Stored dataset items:
▼
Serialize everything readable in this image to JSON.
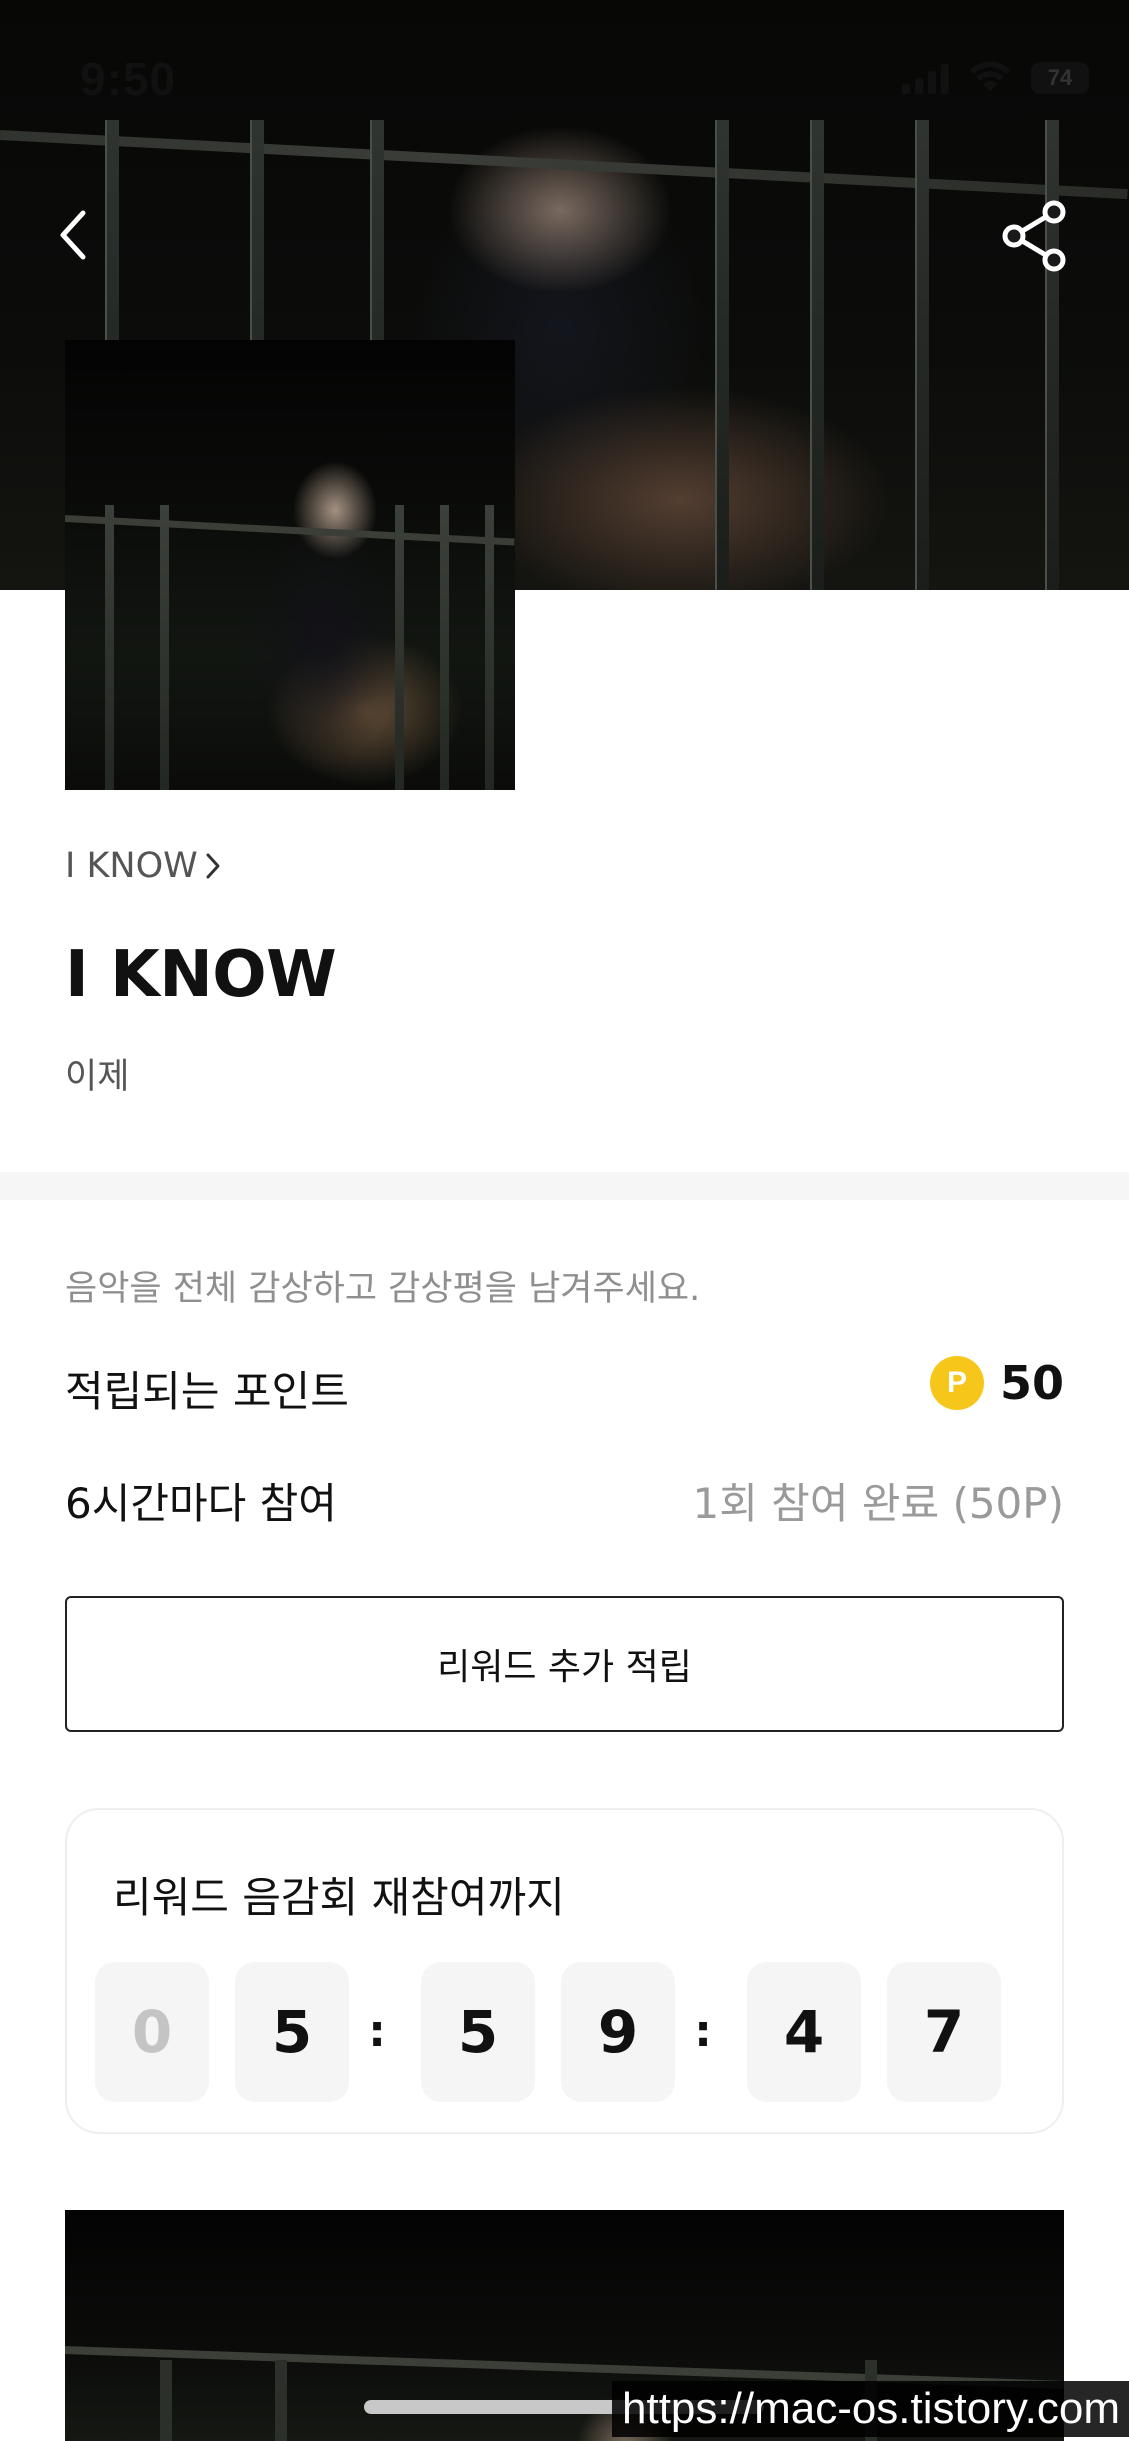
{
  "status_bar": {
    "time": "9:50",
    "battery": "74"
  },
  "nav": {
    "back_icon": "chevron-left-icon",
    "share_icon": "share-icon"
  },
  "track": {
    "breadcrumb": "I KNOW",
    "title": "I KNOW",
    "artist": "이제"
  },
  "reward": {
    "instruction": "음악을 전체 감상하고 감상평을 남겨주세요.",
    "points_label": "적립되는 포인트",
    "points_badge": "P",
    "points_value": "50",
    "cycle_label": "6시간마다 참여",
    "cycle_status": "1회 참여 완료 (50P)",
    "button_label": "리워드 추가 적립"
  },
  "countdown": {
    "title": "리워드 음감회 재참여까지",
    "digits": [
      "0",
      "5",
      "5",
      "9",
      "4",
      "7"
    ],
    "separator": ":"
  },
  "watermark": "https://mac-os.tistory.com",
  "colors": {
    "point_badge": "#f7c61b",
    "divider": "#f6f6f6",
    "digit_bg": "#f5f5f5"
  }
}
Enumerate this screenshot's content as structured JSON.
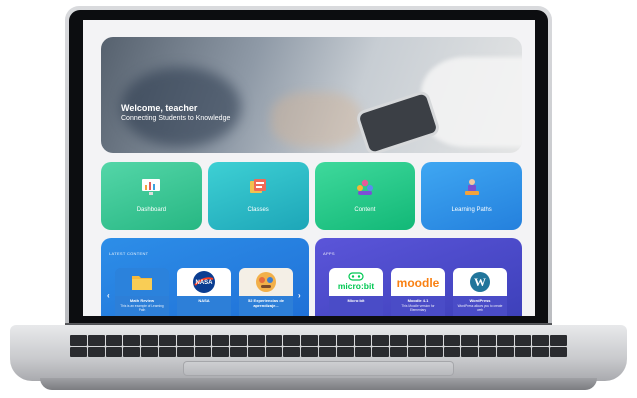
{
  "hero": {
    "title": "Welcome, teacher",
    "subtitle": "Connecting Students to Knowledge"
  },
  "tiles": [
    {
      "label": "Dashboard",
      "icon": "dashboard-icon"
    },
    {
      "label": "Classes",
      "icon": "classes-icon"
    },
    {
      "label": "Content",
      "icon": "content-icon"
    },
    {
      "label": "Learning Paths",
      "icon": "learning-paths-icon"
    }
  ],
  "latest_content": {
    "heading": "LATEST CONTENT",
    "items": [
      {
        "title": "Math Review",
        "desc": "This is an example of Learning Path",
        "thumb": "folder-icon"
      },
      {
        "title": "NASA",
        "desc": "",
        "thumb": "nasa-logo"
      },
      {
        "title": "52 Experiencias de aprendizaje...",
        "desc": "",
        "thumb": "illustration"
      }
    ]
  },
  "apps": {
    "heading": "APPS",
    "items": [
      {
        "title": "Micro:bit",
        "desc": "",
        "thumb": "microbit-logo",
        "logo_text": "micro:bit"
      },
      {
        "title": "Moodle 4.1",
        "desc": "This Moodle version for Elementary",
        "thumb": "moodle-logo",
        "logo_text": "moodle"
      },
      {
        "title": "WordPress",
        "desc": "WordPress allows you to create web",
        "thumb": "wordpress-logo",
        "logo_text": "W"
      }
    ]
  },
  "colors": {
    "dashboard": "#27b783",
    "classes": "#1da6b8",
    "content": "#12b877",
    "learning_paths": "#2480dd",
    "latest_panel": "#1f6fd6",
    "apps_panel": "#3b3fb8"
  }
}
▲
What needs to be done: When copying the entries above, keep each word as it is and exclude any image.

Answer box:
Serialize everything readable in this image to JSON.
{
  "status_bar": {
    "time": "9:50",
    "battery": "74"
  },
  "nav": {
    "back_icon": "chevron-left-icon",
    "share_icon": "share-icon"
  },
  "track": {
    "breadcrumb": "I KNOW",
    "title": "I KNOW",
    "artist": "이제"
  },
  "reward": {
    "instruction": "음악을 전체 감상하고 감상평을 남겨주세요.",
    "points_label": "적립되는 포인트",
    "points_badge": "P",
    "points_value": "50",
    "cycle_label": "6시간마다 참여",
    "cycle_status": "1회 참여 완료 (50P)",
    "button_label": "리워드 추가 적립"
  },
  "countdown": {
    "title": "리워드 음감회 재참여까지",
    "digits": [
      "0",
      "5",
      "5",
      "9",
      "4",
      "7"
    ],
    "separator": ":"
  },
  "watermark": "https://mac-os.tistory.com",
  "colors": {
    "point_badge": "#f7c61b",
    "divider": "#f6f6f6",
    "digit_bg": "#f5f5f5"
  }
}
Enumerate this screenshot's content as structured JSON.
{
  "hero": {
    "title": "Welcome, teacher",
    "subtitle": "Connecting Students to Knowledge"
  },
  "tiles": [
    {
      "label": "Dashboard",
      "icon": "dashboard-icon"
    },
    {
      "label": "Classes",
      "icon": "classes-icon"
    },
    {
      "label": "Content",
      "icon": "content-icon"
    },
    {
      "label": "Learning Paths",
      "icon": "learning-paths-icon"
    }
  ],
  "latest_content": {
    "heading": "LATEST CONTENT",
    "items": [
      {
        "title": "Math Review",
        "desc": "This is an example of Learning Path",
        "thumb": "folder-icon"
      },
      {
        "title": "NASA",
        "desc": "",
        "thumb": "nasa-logo"
      },
      {
        "title": "52 Experiencias de aprendizaje...",
        "desc": "",
        "thumb": "illustration"
      }
    ]
  },
  "apps": {
    "heading": "APPS",
    "items": [
      {
        "title": "Micro:bit",
        "desc": "",
        "thumb": "microbit-logo",
        "logo_text": "micro:bit"
      },
      {
        "title": "Moodle 4.1",
        "desc": "This Moodle version for Elementary",
        "thumb": "moodle-logo",
        "logo_text": "moodle"
      },
      {
        "title": "WordPress",
        "desc": "WordPress allows you to create web",
        "thumb": "wordpress-logo",
        "logo_text": "W"
      }
    ]
  },
  "colors": {
    "dashboard": "#27b783",
    "classes": "#1da6b8",
    "content": "#12b877",
    "learning_paths": "#2480dd",
    "latest_panel": "#1f6fd6",
    "apps_panel": "#3b3fb8"
  }
}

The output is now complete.